It was the fourth straight monthly decline in manufacturing and brought the sector perilously close to contraction, according to the Institute for Supply Management.
It was a setback for President Donald Trump who has focused his attention on boosting manufacturing, and launched aggressive trade conflicts with China and US trading partners in a bid to shore up American industry.
But ISM's nationwide manufacturing index fell to 51.2 percent in July, the lowest since August 2016, down a half point from June. Economists had expected a small increase.
Any reading above 50 indicates growth but the index is now well below a 12-month peak of 60.8 recorded in August of last year.
Now in the red for three months, new orders plunged deeper into contraction, showing steadily weakening demand.
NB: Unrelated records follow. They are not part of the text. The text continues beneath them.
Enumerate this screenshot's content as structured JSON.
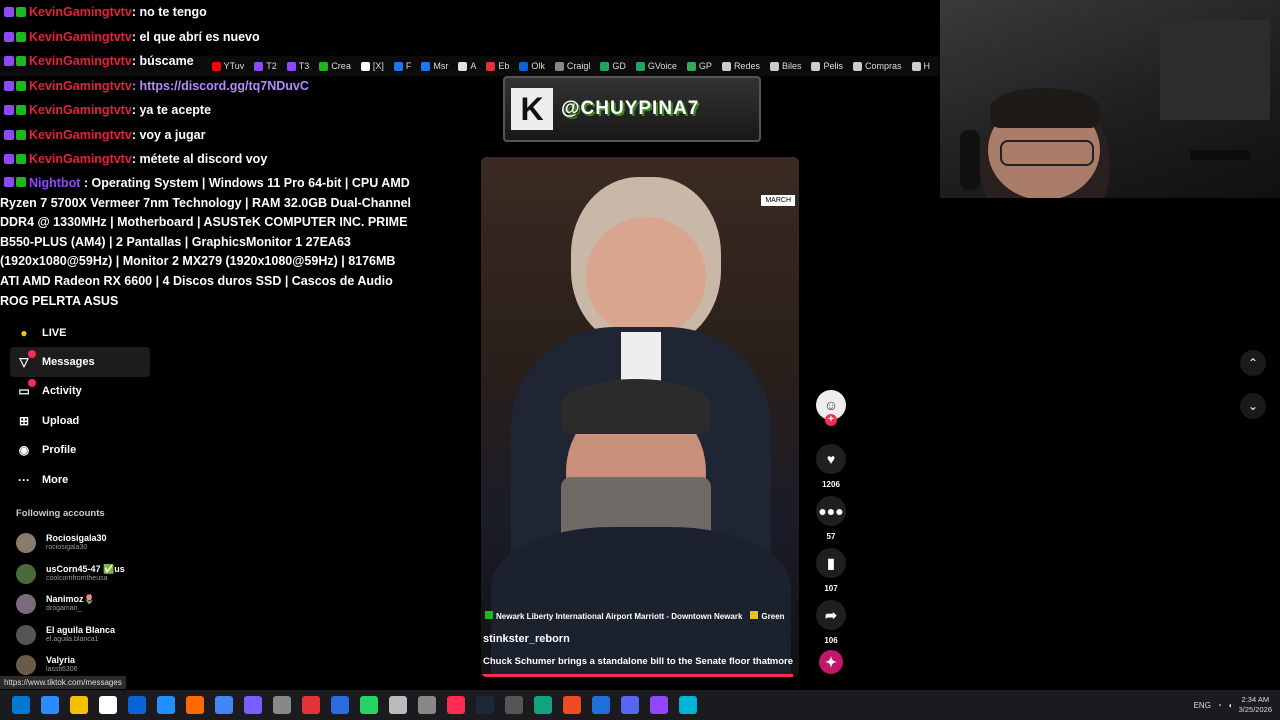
{
  "bookmarks": [
    {
      "label": "YTuv",
      "color": "#ff0000"
    },
    {
      "label": "T2",
      "color": "#9147ff"
    },
    {
      "label": "T3",
      "color": "#9147ff"
    },
    {
      "label": "Crea",
      "color": "#1fb61f"
    },
    {
      "label": "[X]",
      "color": "#ffffff"
    },
    {
      "label": "F",
      "color": "#1877f2"
    },
    {
      "label": "Msr",
      "color": "#1877f2"
    },
    {
      "label": "A",
      "color": "#e0e0e0"
    },
    {
      "label": "Eb",
      "color": "#e53238"
    },
    {
      "label": "Olk",
      "color": "#0a64d6"
    },
    {
      "label": "Craigl",
      "color": "#888888"
    },
    {
      "label": "GD",
      "color": "#1fa463"
    },
    {
      "label": "GVoice",
      "color": "#1fa463"
    },
    {
      "label": "GP",
      "color": "#34a853"
    },
    {
      "label": "Redes",
      "color": "#cccccc"
    },
    {
      "label": "Biles",
      "color": "#cccccc"
    },
    {
      "label": "Pelis",
      "color": "#cccccc"
    },
    {
      "label": "Compras",
      "color": "#cccccc"
    },
    {
      "label": "H",
      "color": "#cccccc"
    }
  ],
  "chat": [
    {
      "user": "KevinGamingtvtv",
      "msg": ": no te tengo",
      "type": "user"
    },
    {
      "user": "KevinGamingtvtv",
      "msg": ": el que abrí es nuevo",
      "type": "user"
    },
    {
      "user": "KevinGamingtvtv",
      "msg": ": búscame",
      "type": "user"
    },
    {
      "user": "KevinGamingtvtv",
      "msg": ": https://discord.gg/tq7NDuvC",
      "type": "link"
    },
    {
      "user": "KevinGamingtvtv",
      "msg": ": ya te acepte",
      "type": "user"
    },
    {
      "user": "KevinGamingtvtv",
      "msg": ": voy a jugar",
      "type": "user"
    },
    {
      "user": "KevinGamingtvtv",
      "msg": ": métete al discord voy",
      "type": "user"
    }
  ],
  "nightbot": {
    "user": "Nightbot",
    "msg": " : Operating System | Windows 11 Pro 64-bit | CPU AMD Ryzen 7 5700X Vermeer 7nm Technology | RAM 32.0GB Dual-Channel DDR4 @ 1330MHz | Motherboard | ASUSTeK COMPUTER INC. PRIME B550-PLUS (AM4) | 2 Pantallas | GraphicsMonitor 1 27EA63 (1920x1080@59Hz) | Monitor 2 MX279 (1920x1080@59Hz) | 8176MB ATI AMD Radeon RX 6600 | 4 Discos duros SSD | Cascos de Audio ROG PELRTA ASUS"
  },
  "sidebar": {
    "items": [
      {
        "label": "LIVE",
        "icon": "live-icon",
        "glyph": "●"
      },
      {
        "label": "Messages",
        "icon": "messages-icon",
        "glyph": "▽"
      },
      {
        "label": "Activity",
        "icon": "activity-icon",
        "glyph": "▭"
      },
      {
        "label": "Upload",
        "icon": "upload-icon",
        "glyph": "⊞"
      },
      {
        "label": "Profile",
        "icon": "profile-icon",
        "glyph": "◉"
      },
      {
        "label": "More",
        "icon": "more-icon",
        "glyph": "···"
      }
    ],
    "following_title": "Following accounts",
    "accounts": [
      {
        "name": "Rociosigala30",
        "handle": "rociosigala30"
      },
      {
        "name": "usCorn45-47 ✅us",
        "handle": "coolcornfromtheusa"
      },
      {
        "name": "Nanimoz🌷",
        "handle": "drogaman_"
      },
      {
        "name": "El aguila Blanca",
        "handle": "el.aguila.blanca1"
      },
      {
        "name": "Valyria",
        "handle": "lassfi6306"
      }
    ]
  },
  "banner": {
    "letter": "K",
    "handle": "@CHUYPINA7"
  },
  "video": {
    "date_tag": "MARCH",
    "location": "Newark Liberty International Airport Marriott - Downtown Newark",
    "tag2": "Green",
    "username": "stinkster_reborn",
    "description": "Chuck Schumer brings a standalone bill to the Senate floor that",
    "more": "more",
    "progress": 0.98
  },
  "actions": {
    "likes": "1206",
    "comments": "57",
    "saves": "107",
    "shares": "106"
  },
  "status_url": "https://www.tiktok.com/messages",
  "tray": {
    "lang": "ENG",
    "time": "2:34 AM",
    "date": "3/25/2026"
  },
  "colors": {
    "accent": "#fe2c55",
    "twitch": "#9147ff",
    "chat_user": "#e0243a"
  }
}
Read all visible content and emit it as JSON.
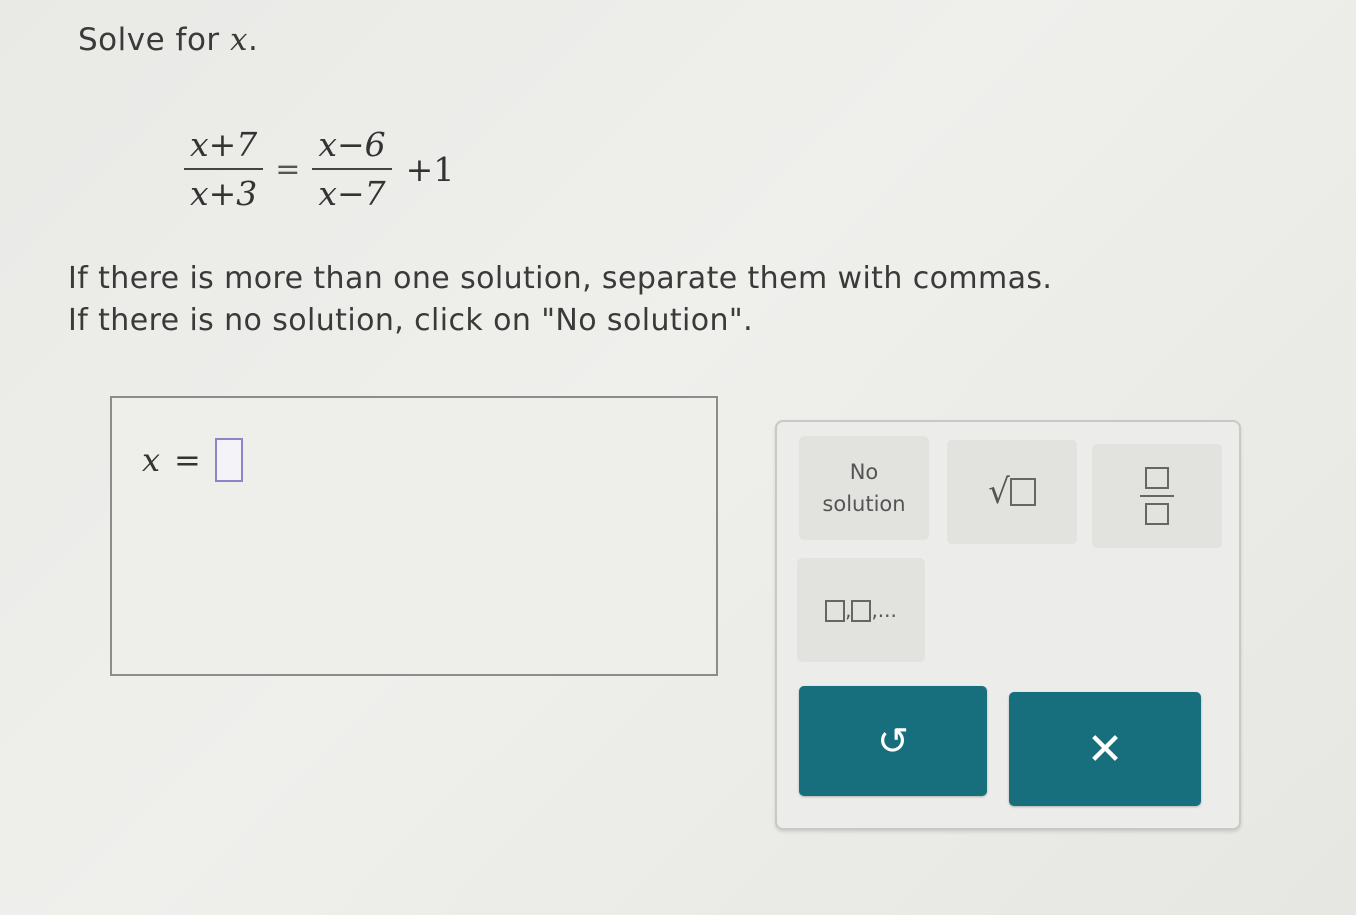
{
  "prompt": {
    "text": "Solve for ",
    "variable": "x",
    "period": "."
  },
  "equation": {
    "lhs_numerator": "x+7",
    "lhs_denominator": "x+3",
    "equals": "=",
    "rhs_numerator": "x−6",
    "rhs_denominator": "x−7",
    "plus_term": "+1"
  },
  "instructions": {
    "line1": "If there is more than one solution, separate them with commas.",
    "line2": "If there is no solution, click on \"No solution\"."
  },
  "answer": {
    "variable": "x",
    "equals": "="
  },
  "keypad": {
    "no_solution_line1": "No",
    "no_solution_line2": "solution",
    "sqrt_symbol": "√",
    "list_separator": ",",
    "list_ellipsis": ",...",
    "undo_icon": "undo-icon",
    "undo_glyph": "↺",
    "clear_icon": "close-icon",
    "clear_glyph": "✕"
  },
  "colors": {
    "action_button": "#176f7d",
    "answer_slot_border": "#8a86c8"
  }
}
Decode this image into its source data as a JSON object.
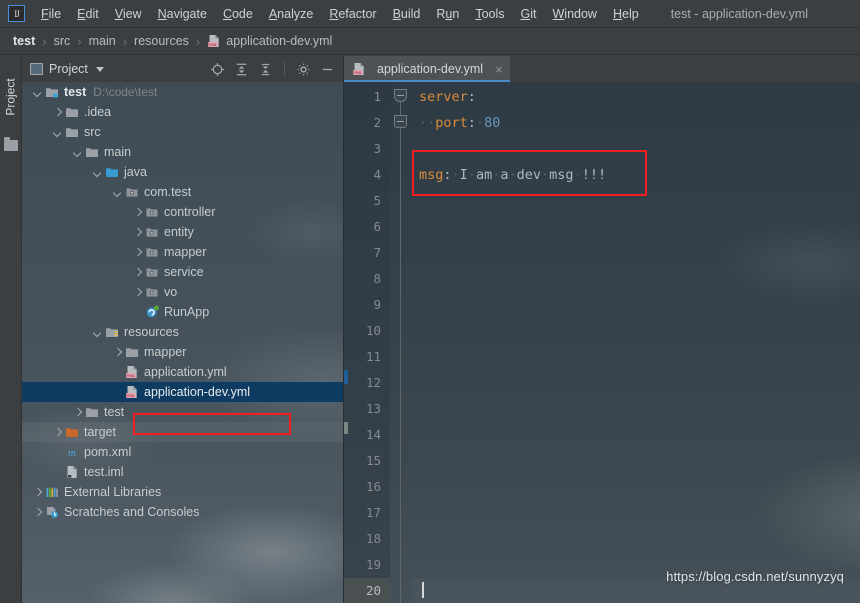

Export orders, a sign of foreign demand, also fell into contraction.
Factory output is in decline around the world as the global economy slows, with Trump's trade wars also weighing on the sector by raising prices and creating uncertainty, analysts say.
Timothy Fiore, chair of ISM's manufacturing survey, told reporters the uninterrupted slump in US manufacturing was worrisome.
"In all previous declines we've had ups and downs and we've had four straight months here of declines," he said.
But, he added, "I'm not sure that I'm ready to say that we're ready to contract."
Nine of 18 manufacturing sectors contracted, including metal goods manufacturers and steel mills, electrical equipment, machinery and transportation -- an industry badly hit by Boeing's 737 MAX crisis.
Boeing has slowed production of its 737 MAX jets, which have been grounded worldwide since March in the wake of two deadly crashes.
One survey respondent said, "We are a third-tier supplier to [a major aircraft manufacturer], and it appears its production slowdown of [an aircraft] is having a direct effect on our slowing orders."
Employment growth in manufacturing persisted but was significantly slower than in June, according to the survey.
Federal Reserve data indicate the US manufacturing sector was in recession for the first half of 2019.
Fiore said manufacturers got some relief after President Donald Trump called off a threat to impose tariffs on imports from Mexico.
But producers now appeared resigned to living with the tariffs Trump has placed on roughly $250 billion in Chinese imports since last year.
"I think the community is kind of accepting the fact that those tariffs are going to remain for quite some time," he said.